(Element data from apps and pages)
[Start of section]

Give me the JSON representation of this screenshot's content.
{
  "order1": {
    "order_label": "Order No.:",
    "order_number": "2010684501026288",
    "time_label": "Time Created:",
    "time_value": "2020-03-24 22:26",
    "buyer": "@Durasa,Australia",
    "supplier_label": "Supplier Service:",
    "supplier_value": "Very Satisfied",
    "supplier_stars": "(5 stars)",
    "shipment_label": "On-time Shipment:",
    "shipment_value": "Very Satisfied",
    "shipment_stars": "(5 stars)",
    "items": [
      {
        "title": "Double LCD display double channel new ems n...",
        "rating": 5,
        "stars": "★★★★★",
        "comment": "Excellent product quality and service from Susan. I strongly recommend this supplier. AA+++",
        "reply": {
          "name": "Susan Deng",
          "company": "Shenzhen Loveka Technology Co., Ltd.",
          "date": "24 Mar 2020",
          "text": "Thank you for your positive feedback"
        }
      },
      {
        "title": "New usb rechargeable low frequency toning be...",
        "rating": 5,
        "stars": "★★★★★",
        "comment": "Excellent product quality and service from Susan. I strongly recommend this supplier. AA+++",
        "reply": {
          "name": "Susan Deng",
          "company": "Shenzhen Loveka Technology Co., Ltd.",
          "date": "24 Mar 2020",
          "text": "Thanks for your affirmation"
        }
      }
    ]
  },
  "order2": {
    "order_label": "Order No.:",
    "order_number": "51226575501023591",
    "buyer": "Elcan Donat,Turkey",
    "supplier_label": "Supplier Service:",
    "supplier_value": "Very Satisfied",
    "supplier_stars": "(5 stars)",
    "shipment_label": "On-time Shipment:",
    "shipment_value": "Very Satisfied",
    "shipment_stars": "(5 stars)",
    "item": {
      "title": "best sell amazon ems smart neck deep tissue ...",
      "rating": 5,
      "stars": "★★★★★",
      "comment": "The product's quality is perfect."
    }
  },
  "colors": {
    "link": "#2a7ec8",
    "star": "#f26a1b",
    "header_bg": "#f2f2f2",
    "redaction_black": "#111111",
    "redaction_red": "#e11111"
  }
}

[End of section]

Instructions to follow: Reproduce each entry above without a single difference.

Task result:
Give me the JSON representation of this screenshot's content.
{
  "order1": {
    "order_label": "Order No.:",
    "order_number": "2010684501026288",
    "time_label": "Time Created:",
    "time_value": "2020-03-24 22:26",
    "buyer": "@Durasa,Australia",
    "supplier_label": "Supplier Service:",
    "supplier_value": "Very Satisfied",
    "supplier_stars": "(5 stars)",
    "shipment_label": "On-time Shipment:",
    "shipment_value": "Very Satisfied",
    "shipment_stars": "(5 stars)",
    "items": [
      {
        "title": "Double LCD display double channel new ems n...",
        "rating": 5,
        "stars": "★★★★★",
        "comment": "Excellent product quality and service from Susan. I strongly recommend this supplier. AA+++",
        "reply": {
          "name": "Susan Deng",
          "company": "Shenzhen Loveka Technology Co., Ltd.",
          "date": "24 Mar 2020",
          "text": "Thank you for your positive feedback"
        }
      },
      {
        "title": "New usb rechargeable low frequency toning be...",
        "rating": 5,
        "stars": "★★★★★",
        "comment": "Excellent product quality and service from Susan. I strongly recommend this supplier. AA+++",
        "reply": {
          "name": "Susan Deng",
          "company": "Shenzhen Loveka Technology Co., Ltd.",
          "date": "24 Mar 2020",
          "text": "Thanks for your affirmation"
        }
      }
    ]
  },
  "order2": {
    "order_label": "Order No.:",
    "order_number": "51226575501023591",
    "buyer": "Elcan Donat,Turkey",
    "supplier_label": "Supplier Service:",
    "supplier_value": "Very Satisfied",
    "supplier_stars": "(5 stars)",
    "shipment_label": "On-time Shipment:",
    "shipment_value": "Very Satisfied",
    "shipment_stars": "(5 stars)",
    "item": {
      "title": "best sell amazon ems smart neck deep tissue ...",
      "rating": 5,
      "stars": "★★★★★",
      "comment": "The product's quality is perfect."
    }
  },
  "colors": {
    "link": "#2a7ec8",
    "star": "#f26a1b",
    "header_bg": "#f2f2f2",
    "redaction_black": "#111111",
    "redaction_red": "#e11111"
  }
}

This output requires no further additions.